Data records
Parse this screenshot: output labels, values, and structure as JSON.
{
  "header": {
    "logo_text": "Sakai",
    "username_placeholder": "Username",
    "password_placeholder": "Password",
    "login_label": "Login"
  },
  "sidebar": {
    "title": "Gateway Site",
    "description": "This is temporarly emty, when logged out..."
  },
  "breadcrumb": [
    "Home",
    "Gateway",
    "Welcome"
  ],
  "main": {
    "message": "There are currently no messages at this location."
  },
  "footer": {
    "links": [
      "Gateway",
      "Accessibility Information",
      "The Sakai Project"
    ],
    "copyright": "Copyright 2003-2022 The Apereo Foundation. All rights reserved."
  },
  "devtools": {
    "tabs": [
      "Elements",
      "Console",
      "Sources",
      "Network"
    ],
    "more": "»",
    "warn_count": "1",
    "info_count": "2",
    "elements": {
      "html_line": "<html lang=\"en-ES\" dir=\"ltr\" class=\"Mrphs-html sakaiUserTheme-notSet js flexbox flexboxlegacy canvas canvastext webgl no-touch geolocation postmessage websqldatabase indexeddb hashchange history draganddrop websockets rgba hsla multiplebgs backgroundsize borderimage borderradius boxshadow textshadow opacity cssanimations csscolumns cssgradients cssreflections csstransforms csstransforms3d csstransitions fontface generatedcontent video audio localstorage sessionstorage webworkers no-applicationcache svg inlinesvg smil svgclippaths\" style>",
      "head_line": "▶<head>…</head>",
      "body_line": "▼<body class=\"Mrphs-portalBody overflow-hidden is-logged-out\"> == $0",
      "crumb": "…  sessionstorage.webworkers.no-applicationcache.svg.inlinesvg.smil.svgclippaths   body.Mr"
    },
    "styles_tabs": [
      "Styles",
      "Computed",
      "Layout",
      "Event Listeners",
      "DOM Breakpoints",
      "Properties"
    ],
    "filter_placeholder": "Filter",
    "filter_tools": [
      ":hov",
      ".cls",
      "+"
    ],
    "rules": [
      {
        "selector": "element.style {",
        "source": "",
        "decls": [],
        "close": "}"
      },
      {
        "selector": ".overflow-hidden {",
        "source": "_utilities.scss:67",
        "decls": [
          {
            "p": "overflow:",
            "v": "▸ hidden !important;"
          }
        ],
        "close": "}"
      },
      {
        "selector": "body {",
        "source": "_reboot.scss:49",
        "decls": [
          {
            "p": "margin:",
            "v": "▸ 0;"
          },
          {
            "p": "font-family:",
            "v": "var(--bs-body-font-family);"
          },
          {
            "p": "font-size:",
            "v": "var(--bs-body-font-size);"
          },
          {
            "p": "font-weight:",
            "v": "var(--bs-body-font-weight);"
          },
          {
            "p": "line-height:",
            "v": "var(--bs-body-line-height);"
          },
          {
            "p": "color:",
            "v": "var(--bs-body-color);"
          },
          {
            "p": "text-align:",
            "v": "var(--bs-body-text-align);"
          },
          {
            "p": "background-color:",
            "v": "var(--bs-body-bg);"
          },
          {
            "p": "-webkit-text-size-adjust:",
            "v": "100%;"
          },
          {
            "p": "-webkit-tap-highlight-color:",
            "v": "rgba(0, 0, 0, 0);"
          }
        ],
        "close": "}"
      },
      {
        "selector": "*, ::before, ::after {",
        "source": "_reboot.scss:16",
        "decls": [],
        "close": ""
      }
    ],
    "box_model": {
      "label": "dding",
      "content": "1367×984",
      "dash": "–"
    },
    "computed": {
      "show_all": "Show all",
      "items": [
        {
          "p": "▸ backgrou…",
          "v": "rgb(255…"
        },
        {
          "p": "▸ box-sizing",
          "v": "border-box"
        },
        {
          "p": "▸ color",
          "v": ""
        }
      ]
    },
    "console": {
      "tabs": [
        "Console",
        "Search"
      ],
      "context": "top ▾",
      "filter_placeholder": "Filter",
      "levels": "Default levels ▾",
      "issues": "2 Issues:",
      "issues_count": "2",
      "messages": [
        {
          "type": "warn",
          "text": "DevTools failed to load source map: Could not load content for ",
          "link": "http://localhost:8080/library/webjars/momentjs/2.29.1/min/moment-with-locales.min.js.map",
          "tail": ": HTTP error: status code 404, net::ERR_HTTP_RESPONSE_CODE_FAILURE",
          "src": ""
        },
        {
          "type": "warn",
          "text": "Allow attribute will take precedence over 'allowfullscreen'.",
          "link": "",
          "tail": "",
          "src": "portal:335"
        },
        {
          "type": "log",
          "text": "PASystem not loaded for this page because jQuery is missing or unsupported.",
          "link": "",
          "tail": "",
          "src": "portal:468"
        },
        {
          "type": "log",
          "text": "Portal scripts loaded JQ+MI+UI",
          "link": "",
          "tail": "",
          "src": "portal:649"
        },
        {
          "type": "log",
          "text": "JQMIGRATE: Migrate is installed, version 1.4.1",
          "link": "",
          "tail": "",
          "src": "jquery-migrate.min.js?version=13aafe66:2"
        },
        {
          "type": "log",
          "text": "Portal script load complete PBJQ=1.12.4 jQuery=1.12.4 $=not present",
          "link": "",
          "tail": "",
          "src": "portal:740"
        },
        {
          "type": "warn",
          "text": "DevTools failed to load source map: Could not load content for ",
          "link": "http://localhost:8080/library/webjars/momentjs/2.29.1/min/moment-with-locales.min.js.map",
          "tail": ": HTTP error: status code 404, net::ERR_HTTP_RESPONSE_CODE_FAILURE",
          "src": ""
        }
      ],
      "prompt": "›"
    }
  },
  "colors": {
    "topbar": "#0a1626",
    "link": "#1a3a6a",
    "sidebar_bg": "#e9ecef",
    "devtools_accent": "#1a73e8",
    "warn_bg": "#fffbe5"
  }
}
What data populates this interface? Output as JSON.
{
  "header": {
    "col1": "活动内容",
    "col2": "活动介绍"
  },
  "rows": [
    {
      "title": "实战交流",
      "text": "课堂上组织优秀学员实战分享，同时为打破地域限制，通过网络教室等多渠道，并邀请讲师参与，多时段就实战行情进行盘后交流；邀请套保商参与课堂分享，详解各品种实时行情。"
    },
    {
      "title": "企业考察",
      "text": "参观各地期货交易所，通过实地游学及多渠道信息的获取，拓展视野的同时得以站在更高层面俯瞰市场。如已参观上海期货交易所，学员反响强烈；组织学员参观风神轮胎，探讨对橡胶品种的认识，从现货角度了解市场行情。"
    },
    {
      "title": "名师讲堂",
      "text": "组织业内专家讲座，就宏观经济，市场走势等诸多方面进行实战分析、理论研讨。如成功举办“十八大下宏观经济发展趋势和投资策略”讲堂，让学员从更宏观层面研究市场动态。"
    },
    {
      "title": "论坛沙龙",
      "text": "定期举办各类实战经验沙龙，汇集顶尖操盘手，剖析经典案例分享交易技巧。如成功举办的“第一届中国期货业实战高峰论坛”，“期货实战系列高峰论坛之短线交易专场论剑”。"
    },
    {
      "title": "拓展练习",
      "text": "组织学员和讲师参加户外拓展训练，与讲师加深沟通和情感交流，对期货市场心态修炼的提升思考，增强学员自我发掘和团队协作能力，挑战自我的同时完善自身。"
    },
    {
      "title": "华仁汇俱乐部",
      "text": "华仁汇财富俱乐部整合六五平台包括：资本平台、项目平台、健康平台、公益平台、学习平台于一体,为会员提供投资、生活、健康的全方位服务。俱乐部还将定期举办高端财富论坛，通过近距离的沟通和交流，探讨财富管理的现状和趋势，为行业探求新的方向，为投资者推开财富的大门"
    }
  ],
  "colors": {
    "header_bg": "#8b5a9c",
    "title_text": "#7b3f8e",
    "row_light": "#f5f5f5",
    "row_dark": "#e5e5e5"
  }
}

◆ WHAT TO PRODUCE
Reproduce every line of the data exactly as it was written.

◆ RESULT FOR THIS EXERCISE
Parse this screenshot: output labels, values, and structure as JSON.
{
  "header": {
    "logo_text": "Sakai",
    "username_placeholder": "Username",
    "password_placeholder": "Password",
    "login_label": "Login"
  },
  "sidebar": {
    "title": "Gateway Site",
    "description": "This is temporarly emty, when logged out..."
  },
  "breadcrumb": [
    "Home",
    "Gateway",
    "Welcome"
  ],
  "main": {
    "message": "There are currently no messages at this location."
  },
  "footer": {
    "links": [
      "Gateway",
      "Accessibility Information",
      "The Sakai Project"
    ],
    "copyright": "Copyright 2003-2022 The Apereo Foundation. All rights reserved."
  },
  "devtools": {
    "tabs": [
      "Elements",
      "Console",
      "Sources",
      "Network"
    ],
    "more": "»",
    "warn_count": "1",
    "info_count": "2",
    "elements": {
      "html_line": "<html lang=\"en-ES\" dir=\"ltr\" class=\"Mrphs-html sakaiUserTheme-notSet js flexbox flexboxlegacy canvas canvastext webgl no-touch geolocation postmessage websqldatabase indexeddb hashchange history draganddrop websockets rgba hsla multiplebgs backgroundsize borderimage borderradius boxshadow textshadow opacity cssanimations csscolumns cssgradients cssreflections csstransforms csstransforms3d csstransitions fontface generatedcontent video audio localstorage sessionstorage webworkers no-applicationcache svg inlinesvg smil svgclippaths\" style>",
      "head_line": "▶<head>…</head>",
      "body_line": "▼<body class=\"Mrphs-portalBody overflow-hidden is-logged-out\"> == $0",
      "crumb": "…  sessionstorage.webworkers.no-applicationcache.svg.inlinesvg.smil.svgclippaths   body.Mr"
    },
    "styles_tabs": [
      "Styles",
      "Computed",
      "Layout",
      "Event Listeners",
      "DOM Breakpoints",
      "Properties"
    ],
    "filter_placeholder": "Filter",
    "filter_tools": [
      ":hov",
      ".cls",
      "+"
    ],
    "rules": [
      {
        "selector": "element.style {",
        "source": "",
        "decls": [],
        "close": "}"
      },
      {
        "selector": ".overflow-hidden {",
        "source": "_utilities.scss:67",
        "decls": [
          {
            "p": "overflow:",
            "v": "▸ hidden !important;"
          }
        ],
        "close": "}"
      },
      {
        "selector": "body {",
        "source": "_reboot.scss:49",
        "decls": [
          {
            "p": "margin:",
            "v": "▸ 0;"
          },
          {
            "p": "font-family:",
            "v": "var(--bs-body-font-family);"
          },
          {
            "p": "font-size:",
            "v": "var(--bs-body-font-size);"
          },
          {
            "p": "font-weight:",
            "v": "var(--bs-body-font-weight);"
          },
          {
            "p": "line-height:",
            "v": "var(--bs-body-line-height);"
          },
          {
            "p": "color:",
            "v": "var(--bs-body-color);"
          },
          {
            "p": "text-align:",
            "v": "var(--bs-body-text-align);"
          },
          {
            "p": "background-color:",
            "v": "var(--bs-body-bg);"
          },
          {
            "p": "-webkit-text-size-adjust:",
            "v": "100%;"
          },
          {
            "p": "-webkit-tap-highlight-color:",
            "v": "rgba(0, 0, 0, 0);"
          }
        ],
        "close": "}"
      },
      {
        "selector": "*, ::before, ::after {",
        "source": "_reboot.scss:16",
        "decls": [],
        "close": ""
      }
    ],
    "box_model": {
      "label": "dding",
      "content": "1367×984",
      "dash": "–"
    },
    "computed": {
      "show_all": "Show all",
      "items": [
        {
          "p": "▸ backgrou…",
          "v": "rgb(255…"
        },
        {
          "p": "▸ box-sizing",
          "v": "border-box"
        },
        {
          "p": "▸ color",
          "v": ""
        }
      ]
    },
    "console": {
      "tabs": [
        "Console",
        "Search"
      ],
      "context": "top ▾",
      "filter_placeholder": "Filter",
      "levels": "Default levels ▾",
      "issues": "2 Issues:",
      "issues_count": "2",
      "messages": [
        {
          "type": "warn",
          "text": "DevTools failed to load source map: Could not load content for ",
          "link": "http://localhost:8080/library/webjars/momentjs/2.29.1/min/moment-with-locales.min.js.map",
          "tail": ": HTTP error: status code 404, net::ERR_HTTP_RESPONSE_CODE_FAILURE",
          "src": ""
        },
        {
          "type": "warn",
          "text": "Allow attribute will take precedence over 'allowfullscreen'.",
          "link": "",
          "tail": "",
          "src": "portal:335"
        },
        {
          "type": "log",
          "text": "PASystem not loaded for this page because jQuery is missing or unsupported.",
          "link": "",
          "tail": "",
          "src": "portal:468"
        },
        {
          "type": "log",
          "text": "Portal scripts loaded JQ+MI+UI",
          "link": "",
          "tail": "",
          "src": "portal:649"
        },
        {
          "type": "log",
          "text": "JQMIGRATE: Migrate is installed, version 1.4.1",
          "link": "",
          "tail": "",
          "src": "jquery-migrate.min.js?version=13aafe66:2"
        },
        {
          "type": "log",
          "text": "Portal script load complete PBJQ=1.12.4 jQuery=1.12.4 $=not present",
          "link": "",
          "tail": "",
          "src": "portal:740"
        },
        {
          "type": "warn",
          "text": "DevTools failed to load source map: Could not load content for ",
          "link": "http://localhost:8080/library/webjars/momentjs/2.29.1/min/moment-with-locales.min.js.map",
          "tail": ": HTTP error: status code 404, net::ERR_HTTP_RESPONSE_CODE_FAILURE",
          "src": ""
        }
      ],
      "prompt": "›"
    }
  },
  "colors": {
    "topbar": "#0a1626",
    "link": "#1a3a6a",
    "sidebar_bg": "#e9ecef",
    "devtools_accent": "#1a73e8",
    "warn_bg": "#fffbe5"
  }
}
What data populates this interface? Output as JSON.
{
  "header": {
    "col1": "活动内容",
    "col2": "活动介绍"
  },
  "rows": [
    {
      "title": "实战交流",
      "text": "课堂上组织优秀学员实战分享，同时为打破地域限制，通过网络教室等多渠道，并邀请讲师参与，多时段就实战行情进行盘后交流；邀请套保商参与课堂分享，详解各品种实时行情。"
    },
    {
      "title": "企业考察",
      "text": "参观各地期货交易所，通过实地游学及多渠道信息的获取，拓展视野的同时得以站在更高层面俯瞰市场。如已参观上海期货交易所，学员反响强烈；组织学员参观风神轮胎，探讨对橡胶品种的认识，从现货角度了解市场行情。"
    },
    {
      "title": "名师讲堂",
      "text": "组织业内专家讲座，就宏观经济，市场走势等诸多方面进行实战分析、理论研讨。如成功举办“十八大下宏观经济发展趋势和投资策略”讲堂，让学员从更宏观层面研究市场动态。"
    },
    {
      "title": "论坛沙龙",
      "text": "定期举办各类实战经验沙龙，汇集顶尖操盘手，剖析经典案例分享交易技巧。如成功举办的“第一届中国期货业实战高峰论坛”，“期货实战系列高峰论坛之短线交易专场论剑”。"
    },
    {
      "title": "拓展练习",
      "text": "组织学员和讲师参加户外拓展训练，与讲师加深沟通和情感交流，对期货市场心态修炼的提升思考，增强学员自我发掘和团队协作能力，挑战自我的同时完善自身。"
    },
    {
      "title": "华仁汇俱乐部",
      "text": "华仁汇财富俱乐部整合六五平台包括：资本平台、项目平台、健康平台、公益平台、学习平台于一体,为会员提供投资、生活、健康的全方位服务。俱乐部还将定期举办高端财富论坛，通过近距离的沟通和交流，探讨财富管理的现状和趋势，为行业探求新的方向，为投资者推开财富的大门"
    }
  ],
  "colors": {
    "header_bg": "#8b5a9c",
    "title_text": "#7b3f8e",
    "row_light": "#f5f5f5",
    "row_dark": "#e5e5e5"
  }
}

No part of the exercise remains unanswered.